This prostate growth is not always cancerous, but when it is, these abnormal cells form what is known as a malignant tumor, and can attach themselves to other tissues in the body or spread to the blood vessels.
Cancer cells also have the ability to secrete their own growth hormones, and can use blood cells to supply them with nutrients. This deprives healthy cells of the nutrients necessary to function and making it easier for the abnormal cells to grow and spread.
Prostate Cancer Terminology – A Brief Overview
During your diagnosis and treatment, you will be overwhelmed with information.. One of the keys to understanding your cancer is to understand the terminology your oncologist and doctor will use to discuss your prognosis.

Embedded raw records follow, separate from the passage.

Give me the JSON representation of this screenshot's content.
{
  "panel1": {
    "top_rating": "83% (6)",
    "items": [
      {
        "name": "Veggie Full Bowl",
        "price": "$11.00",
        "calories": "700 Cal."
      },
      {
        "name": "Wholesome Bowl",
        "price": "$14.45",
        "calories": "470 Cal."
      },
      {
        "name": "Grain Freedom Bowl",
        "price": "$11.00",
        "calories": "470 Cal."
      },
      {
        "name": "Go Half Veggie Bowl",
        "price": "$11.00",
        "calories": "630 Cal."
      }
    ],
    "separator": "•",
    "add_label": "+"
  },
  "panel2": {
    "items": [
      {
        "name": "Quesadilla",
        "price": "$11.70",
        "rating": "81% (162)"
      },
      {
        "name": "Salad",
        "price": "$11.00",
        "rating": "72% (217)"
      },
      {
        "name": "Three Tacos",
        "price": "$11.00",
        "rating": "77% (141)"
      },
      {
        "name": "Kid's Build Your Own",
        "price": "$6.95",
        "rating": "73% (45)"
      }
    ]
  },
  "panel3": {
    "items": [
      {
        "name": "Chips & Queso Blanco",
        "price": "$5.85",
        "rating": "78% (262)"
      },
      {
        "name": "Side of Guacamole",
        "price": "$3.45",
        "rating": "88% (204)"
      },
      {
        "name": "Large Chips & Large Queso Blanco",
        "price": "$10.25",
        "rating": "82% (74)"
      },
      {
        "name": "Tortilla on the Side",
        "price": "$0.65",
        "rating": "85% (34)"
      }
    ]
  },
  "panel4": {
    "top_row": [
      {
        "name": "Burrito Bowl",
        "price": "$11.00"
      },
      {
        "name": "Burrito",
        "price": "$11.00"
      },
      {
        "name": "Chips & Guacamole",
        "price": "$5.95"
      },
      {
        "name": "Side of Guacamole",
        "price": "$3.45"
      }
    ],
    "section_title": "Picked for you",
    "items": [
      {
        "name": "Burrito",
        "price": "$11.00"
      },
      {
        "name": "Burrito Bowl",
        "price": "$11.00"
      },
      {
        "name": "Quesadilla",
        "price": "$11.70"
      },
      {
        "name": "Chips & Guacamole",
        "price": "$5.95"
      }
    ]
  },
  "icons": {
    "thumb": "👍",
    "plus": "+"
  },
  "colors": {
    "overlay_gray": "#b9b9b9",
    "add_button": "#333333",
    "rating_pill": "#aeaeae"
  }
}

- PSA Test: the prostate specific antigen test is a blood test designed to measure how much protein is emitted by the prostate gland. Typically, the higher the PSA levels your test reveals, the more likely the presence of cancer; however, this is not always the case, as PSA levels rise with age and other prostatic issues.
- Gleason Score: the Gleason score is a system of grading prostate cancer. It is comprised of two numbers: a primary score, given after assessing the areas where the cancer is the most prominent; and a secondary score, which is used to see how far the cancer has advanced. These two scores are then added up to determine the stage of your cancer and the best course of treatment.

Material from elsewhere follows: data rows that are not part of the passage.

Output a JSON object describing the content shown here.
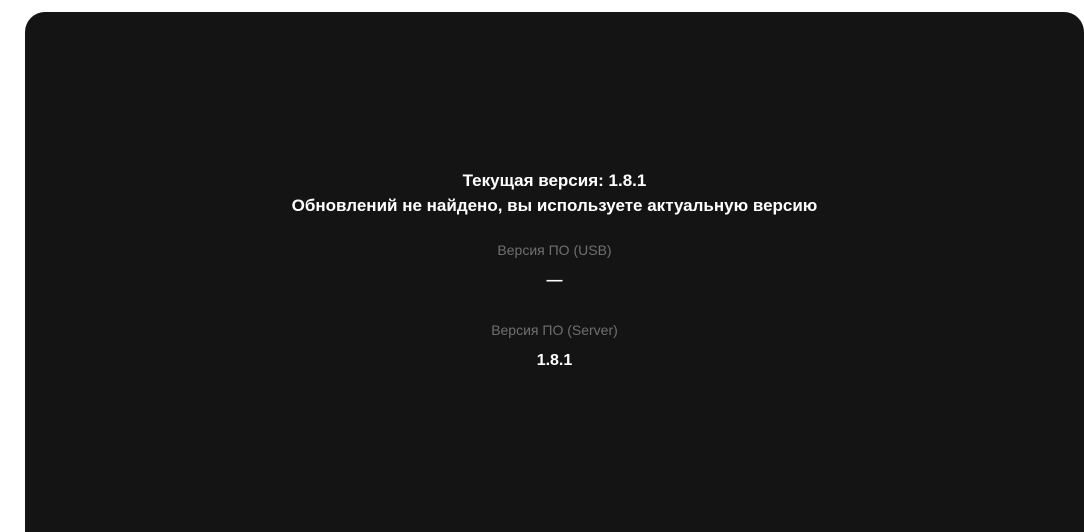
{
  "update": {
    "current_version_text": "Текущая версия: 1.8.1",
    "status_message": "Обновлений не найдено, вы используете актуальную версию"
  },
  "firmware": {
    "usb": {
      "label": "Версия ПО (USB)",
      "value": "—"
    },
    "server": {
      "label": "Версия ПО (Server)",
      "value": "1.8.1"
    }
  },
  "colors": {
    "panel_background": "#141414",
    "primary_text": "#ffffff",
    "secondary_text": "#6f6f6f"
  }
}
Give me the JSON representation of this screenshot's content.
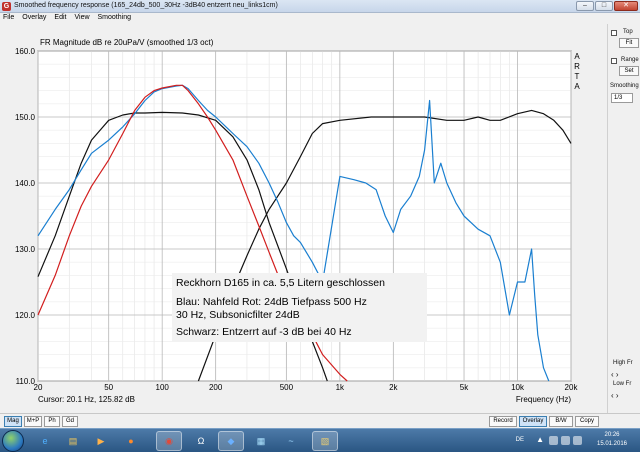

- DRE: A DRE, or digital rectal exam, is a screening process that allows physicians to examine internal organs and the lower rectum. Because the rectum is right behind the prostate, this is the easiest way for doctors to check the prostate gland for abnormalities, such as increased size or tumor-like masses.
- Biopsy: a biopsy is a procedure in which tissue is removed in order to examine it for cancer or disease. If your PSA readings are high and your doctor finds an abnormality during your digital rectal exam, he or she may remove a sample of prostate tissue to examine it for cancer.
- Prostate: the prostate is a small, walnut-sized gland between the bladder and the penis.
- TNM Staging: Staging is the process of determining how far a cancer has progressed. TNM stagings typically refers to the reach and size of the primary cancerous tumor (T), and if it has spread to the lymph nodes (N) or metastasized (M).
- Localized tumor: localized refers to cancerous tumor that is contained within the prostate gland and has not spread. If this cancer is low grade and slow-growing, you and your doctor may decide that active surveillance is your best course of treatment.
- Locally Advanced: locally advanced prostate cancer is cancer that has begun to spread outside the covering of the prostate gland. Locally advanced prostate cancer has not yet progressed to other body parts, but is the stage before metastasis.
- Metastasized: Metastasized is the term used to refer to cancer that has spread to other parts of the body, such as the lymph nodes, organs, or bones.
We Are Here to Help
Understanding your prostate cancer is the key to regaining control over a disease that can often leave you feeling helpless.
We aim to provide resources that bridge the gap between the medical community and ours, and to help men understand the causes, treatment options, and preventative measure that can help them live full and healthy lives.